■ **AIM OF THE TASK**: Identify and pull out each line of the entries in which "letter" occurs.

■ **RECORDS FOR PROCESSING**:
○ ○ ○ ○
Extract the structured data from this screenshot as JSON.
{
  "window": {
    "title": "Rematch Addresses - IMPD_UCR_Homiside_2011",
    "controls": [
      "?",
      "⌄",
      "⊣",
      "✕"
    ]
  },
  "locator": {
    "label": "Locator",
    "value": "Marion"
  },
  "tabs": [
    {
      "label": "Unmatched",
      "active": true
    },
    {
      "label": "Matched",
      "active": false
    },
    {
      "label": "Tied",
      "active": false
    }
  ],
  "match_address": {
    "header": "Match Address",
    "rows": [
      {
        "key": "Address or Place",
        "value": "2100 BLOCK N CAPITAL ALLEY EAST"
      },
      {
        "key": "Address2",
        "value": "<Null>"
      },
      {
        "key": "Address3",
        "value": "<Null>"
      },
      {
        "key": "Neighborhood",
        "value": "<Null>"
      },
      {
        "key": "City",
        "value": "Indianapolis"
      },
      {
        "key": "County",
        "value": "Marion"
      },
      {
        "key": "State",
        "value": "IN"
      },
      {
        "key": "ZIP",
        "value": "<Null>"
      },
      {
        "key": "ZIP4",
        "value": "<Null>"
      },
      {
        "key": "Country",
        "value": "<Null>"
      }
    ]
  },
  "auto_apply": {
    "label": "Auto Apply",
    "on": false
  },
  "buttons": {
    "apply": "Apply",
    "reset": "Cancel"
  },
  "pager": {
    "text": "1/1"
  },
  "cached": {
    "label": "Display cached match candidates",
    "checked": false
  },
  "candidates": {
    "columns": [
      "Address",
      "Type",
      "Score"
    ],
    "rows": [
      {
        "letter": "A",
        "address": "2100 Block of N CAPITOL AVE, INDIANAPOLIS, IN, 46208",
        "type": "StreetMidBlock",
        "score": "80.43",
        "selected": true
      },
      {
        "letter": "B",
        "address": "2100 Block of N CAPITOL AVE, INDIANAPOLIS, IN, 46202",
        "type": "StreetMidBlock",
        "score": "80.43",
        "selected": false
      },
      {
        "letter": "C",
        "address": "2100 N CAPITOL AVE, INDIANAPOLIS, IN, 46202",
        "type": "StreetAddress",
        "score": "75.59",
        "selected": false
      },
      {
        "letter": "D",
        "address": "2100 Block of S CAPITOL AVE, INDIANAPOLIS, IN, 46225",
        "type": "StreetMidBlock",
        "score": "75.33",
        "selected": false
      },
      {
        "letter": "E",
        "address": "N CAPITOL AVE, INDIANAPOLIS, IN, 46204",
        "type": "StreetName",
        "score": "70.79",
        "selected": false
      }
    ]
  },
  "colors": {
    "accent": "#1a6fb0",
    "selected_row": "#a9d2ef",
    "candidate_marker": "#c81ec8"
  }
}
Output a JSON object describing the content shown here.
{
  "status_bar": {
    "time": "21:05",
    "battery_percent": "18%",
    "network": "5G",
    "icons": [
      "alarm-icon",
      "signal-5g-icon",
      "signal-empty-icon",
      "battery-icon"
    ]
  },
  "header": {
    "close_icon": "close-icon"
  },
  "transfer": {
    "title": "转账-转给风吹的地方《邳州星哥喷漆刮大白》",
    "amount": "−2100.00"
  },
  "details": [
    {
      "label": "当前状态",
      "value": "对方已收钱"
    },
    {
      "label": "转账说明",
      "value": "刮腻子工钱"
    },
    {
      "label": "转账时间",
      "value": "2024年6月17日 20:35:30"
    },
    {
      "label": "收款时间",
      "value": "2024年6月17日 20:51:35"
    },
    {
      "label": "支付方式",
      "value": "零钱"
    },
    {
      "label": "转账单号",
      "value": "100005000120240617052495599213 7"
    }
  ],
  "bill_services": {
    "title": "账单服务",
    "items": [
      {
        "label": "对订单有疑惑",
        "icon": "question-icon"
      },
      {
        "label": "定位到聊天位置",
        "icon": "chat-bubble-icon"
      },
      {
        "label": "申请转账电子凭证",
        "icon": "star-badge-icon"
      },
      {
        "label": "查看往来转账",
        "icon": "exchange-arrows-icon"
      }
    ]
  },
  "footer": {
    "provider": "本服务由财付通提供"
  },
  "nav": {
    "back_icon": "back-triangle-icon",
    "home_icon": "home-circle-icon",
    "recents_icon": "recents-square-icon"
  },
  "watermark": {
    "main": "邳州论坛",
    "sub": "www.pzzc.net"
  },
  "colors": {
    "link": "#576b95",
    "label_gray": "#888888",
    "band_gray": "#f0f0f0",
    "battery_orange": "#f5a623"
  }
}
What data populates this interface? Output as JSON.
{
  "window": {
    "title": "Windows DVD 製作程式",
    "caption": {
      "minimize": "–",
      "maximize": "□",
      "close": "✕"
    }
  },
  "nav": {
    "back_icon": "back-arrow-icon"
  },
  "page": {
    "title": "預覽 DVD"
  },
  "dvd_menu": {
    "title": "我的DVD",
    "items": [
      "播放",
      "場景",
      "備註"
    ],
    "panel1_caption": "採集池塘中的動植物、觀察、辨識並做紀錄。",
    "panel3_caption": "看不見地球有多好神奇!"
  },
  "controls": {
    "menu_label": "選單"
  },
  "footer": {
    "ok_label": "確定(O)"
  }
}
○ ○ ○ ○
■ **RESULT FOR THIS TASK**:
        "letter": "A",
        "letter": "B",
        "letter": "C",
        "letter": "D",
        "letter": "E",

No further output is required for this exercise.